Let’s conclude by looking at two of the biggest issues raised in connection with plans for Symphony Woods, namely what happens to the trees, and how the area will relate to Merrieather Post Pavilion. On the tree issue I’ll note three points:

First, the Inner Arbor Trust is clearly aware of people’s sensitivities regarding the trees and has taken many steps to address them. Martha Schwartz (the first of the design team presenters) emphasized up front that the site was already beautiful and that “the trees come first”. The plan details show lots of care being taken to minimize the impact of the proposed new structures.

Second, Scott Rykiel (of the landscape design firm Mahan & Rykiel) made the observation that the woods were not ecologically sustainable in their current form, basically consisting of just the tree themselves with mowed grass underneath. Thus the goal has to be not just simple preservation but rather reconstituting a natural ecology in the woods, including new plantings under the trees and naturalization of streams running through the woods.

Finally, in response to a question from Russ Swatek regarding whether the Inner Arbor Trust would commit to a maximum limit on trees removed, Scott Rykiel noted that the current plan as presented would require the removal of only 15 trees. Given that the original Symphony Woods plans envisioned removing significantly more trees, I found this pretty impressive—as did Russ Swatek, judging from his reaction.

The bottom line is that I think the Inner Arbor Trust is addressing concerns about the trees of Symphony Woods to the satisfaction of everyone except those who’d be opposing the project for other reasons in any event.

I’m not quite as sanguine about the other major issue, namely working with Howard Hughes Corporation to integrate the Inner Arbor plan with Merriweather Post Pavilion. From the Inner Arbor Trust side there was a lot of talk about trying to integrate the new park with Merriweather in various ways, and in particular making it possible for park visitors to traverse the Merriweather space during times when no events were scheduled.

Whether that enthusiasm will be reciprocated remains to be seen. John DeWolf was quoted in the Baltimore Sun as finding the Inner Arbor plans “interesting” and “applaud[ing] their efforts”; he then went on to say “They are going to have to give us some due deference on Merriweather. Right now, we don’t feel as compelled to think about it as one neighborhood.” I may be over-reacting, but I thought this comment introduced rather a sour note into the overall atmosphere of optimism over the future of Symphony Woods; at the very least I wouldn’t consider it to be a “buying signal”, to use a sales analogy. If I were a potential major funder of the Inner Arbor Trust I’d quite possibly see the need for cooperation from the Howard Hughes Corporation as a potential risk factor threatening the success of any investment in the Inner Arbor effort.

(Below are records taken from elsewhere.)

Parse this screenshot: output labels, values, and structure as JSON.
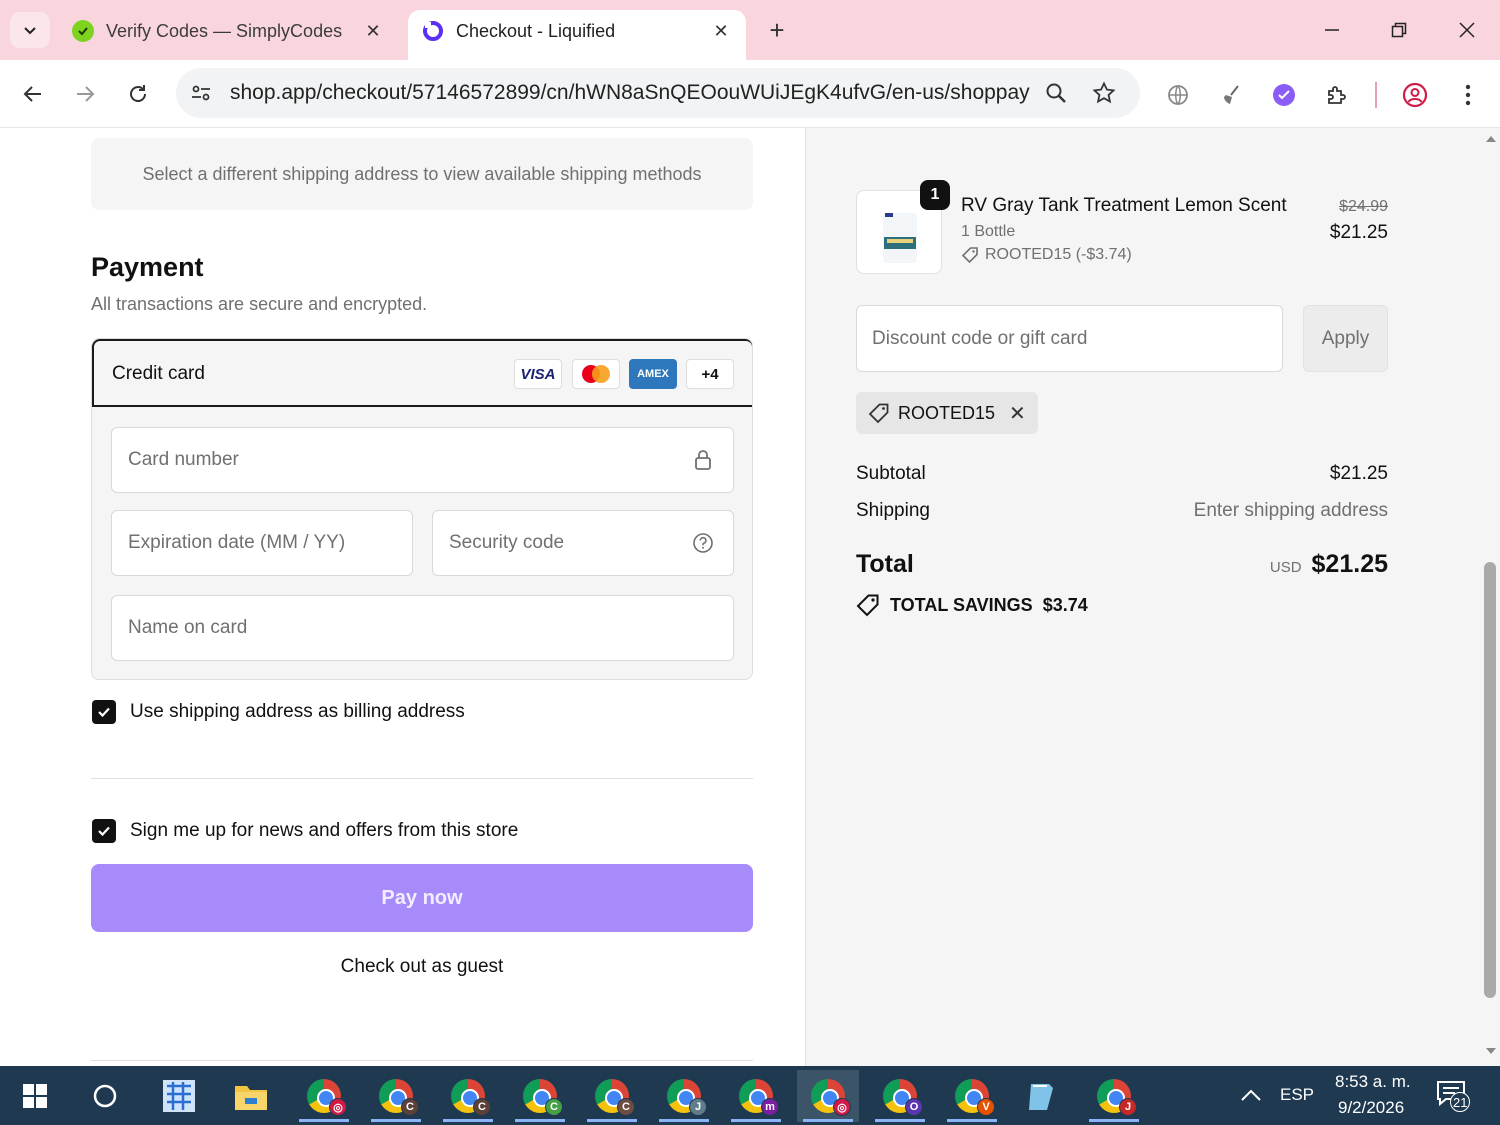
{
  "browser": {
    "tabs": [
      {
        "title": "Verify Codes — SimplyCodes",
        "favicon": "simplycodes-icon",
        "active": false
      },
      {
        "title": "Checkout - Liquified",
        "favicon": "shop-icon",
        "active": true
      }
    ],
    "url": "shop.app/checkout/57146572899/cn/hWN8aSnQEOouWUiJEgK4ufvG/en-us/shoppay?..."
  },
  "checkout": {
    "shipping_notice": "Select a different shipping address to view available shipping methods",
    "payment": {
      "title": "Payment",
      "subtitle": "All transactions are secure and encrypted.",
      "method_label": "Credit card",
      "brands": [
        "VISA",
        "mastercard",
        "AMEX",
        "+4"
      ],
      "card_number_placeholder": "Card number",
      "expiry_placeholder": "Expiration date (MM / YY)",
      "security_placeholder": "Security code",
      "name_placeholder": "Name on card"
    },
    "billing_checkbox": "Use shipping address as billing address",
    "newsletter_checkbox": "Sign me up for news and offers from this store",
    "pay_button": "Pay now",
    "guest_link": "Check out as guest"
  },
  "summary": {
    "product": {
      "quantity": "1",
      "name": "RV Gray Tank Treatment Lemon Scent",
      "variant": "1 Bottle",
      "discount": "ROOTED15 (-$3.74)",
      "original_price": "$24.99",
      "price": "$21.25"
    },
    "discount_placeholder": "Discount code or gift card",
    "apply_label": "Apply",
    "applied_code": "ROOTED15",
    "subtotal_label": "Subtotal",
    "subtotal_value": "$21.25",
    "shipping_label": "Shipping",
    "shipping_value": "Enter shipping address",
    "total_label": "Total",
    "currency": "USD",
    "total_value": "$21.25",
    "savings_label": "TOTAL SAVINGS",
    "savings_value": "$3.74"
  },
  "taskbar": {
    "badges": [
      "C",
      "C",
      "C",
      "C",
      "J",
      "m",
      "",
      "O",
      "V",
      "J"
    ],
    "language": "ESP",
    "time": "8:53 a. m.",
    "date": "9/2/2026",
    "notifications": "21"
  },
  "colors": {
    "tabstrip": "#f9d6dd",
    "pay_button": "#a78bfa",
    "summary_bg": "#f5f5f5",
    "taskbar": "#1f3a50"
  }
}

DeWolf’s comment certainly contrasted with Ken Ulman’s comments in the same article that “We need to think big about Merriweather and Symphony Woods.” Howard County politicians in general have been vocally supportive of the Inner Arbor effort as its unfolded. Perhaps one of them could have a quiet chat with the folks at the Howard Hughes Corporation and encourage them to be a little more enthusiastic in their public comments, especially given the major positive effect a successful Inner Arbor plan could have on the value of Howard Hughes developments in downtown Columbia. It would certainly be ironic if the high-flying visions for Symphony Woods were to ultimately crash not through the efforts of anti-development Columbian activists but through the indifference of and lack of cooperation from the Howard Hughes Corporation.

But enough of naysaying and potential problems; in my next post I’ll look at the proposal itself.